Assignment:
Output every record precisely.

####

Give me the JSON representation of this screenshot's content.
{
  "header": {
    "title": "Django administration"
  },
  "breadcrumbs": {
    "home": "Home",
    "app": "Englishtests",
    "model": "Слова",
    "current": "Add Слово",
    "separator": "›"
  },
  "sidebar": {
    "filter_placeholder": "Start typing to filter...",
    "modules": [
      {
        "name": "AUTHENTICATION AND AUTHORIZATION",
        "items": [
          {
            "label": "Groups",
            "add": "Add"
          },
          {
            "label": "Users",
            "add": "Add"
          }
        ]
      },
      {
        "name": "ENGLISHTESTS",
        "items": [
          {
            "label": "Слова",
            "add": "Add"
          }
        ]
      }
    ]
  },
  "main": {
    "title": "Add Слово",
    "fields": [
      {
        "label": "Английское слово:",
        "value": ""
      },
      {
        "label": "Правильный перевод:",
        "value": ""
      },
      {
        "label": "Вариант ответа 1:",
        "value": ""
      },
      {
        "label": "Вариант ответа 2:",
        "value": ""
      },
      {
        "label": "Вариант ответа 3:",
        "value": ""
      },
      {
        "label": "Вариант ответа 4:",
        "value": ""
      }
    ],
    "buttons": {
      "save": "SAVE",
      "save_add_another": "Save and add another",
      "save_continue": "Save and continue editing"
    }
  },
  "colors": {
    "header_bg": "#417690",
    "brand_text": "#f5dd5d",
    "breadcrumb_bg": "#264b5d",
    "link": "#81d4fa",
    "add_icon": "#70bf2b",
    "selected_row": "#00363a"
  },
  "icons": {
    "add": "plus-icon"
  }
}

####

Solution for this task:
Give me the JSON representation of this screenshot's content.
{
  "header": {
    "title": "Django administration"
  },
  "breadcrumbs": {
    "home": "Home",
    "app": "Englishtests",
    "model": "Слова",
    "current": "Add Слово",
    "separator": "›"
  },
  "sidebar": {
    "filter_placeholder": "Start typing to filter...",
    "modules": [
      {
        "name": "AUTHENTICATION AND AUTHORIZATION",
        "items": [
          {
            "label": "Groups",
            "add": "Add"
          },
          {
            "label": "Users",
            "add": "Add"
          }
        ]
      },
      {
        "name": "ENGLISHTESTS",
        "items": [
          {
            "label": "Слова",
            "add": "Add"
          }
        ]
      }
    ]
  },
  "main": {
    "title": "Add Слово",
    "fields": [
      {
        "label": "Английское слово:",
        "value": ""
      },
      {
        "label": "Правильный перевод:",
        "value": ""
      },
      {
        "label": "Вариант ответа 1:",
        "value": ""
      },
      {
        "label": "Вариант ответа 2:",
        "value": ""
      },
      {
        "label": "Вариант ответа 3:",
        "value": ""
      },
      {
        "label": "Вариант ответа 4:",
        "value": ""
      }
    ],
    "buttons": {
      "save": "SAVE",
      "save_add_another": "Save and add another",
      "save_continue": "Save and continue editing"
    }
  },
  "colors": {
    "header_bg": "#417690",
    "brand_text": "#f5dd5d",
    "breadcrumb_bg": "#264b5d",
    "link": "#81d4fa",
    "add_icon": "#70bf2b",
    "selected_row": "#00363a"
  },
  "icons": {
    "add": "plus-icon"
  }
}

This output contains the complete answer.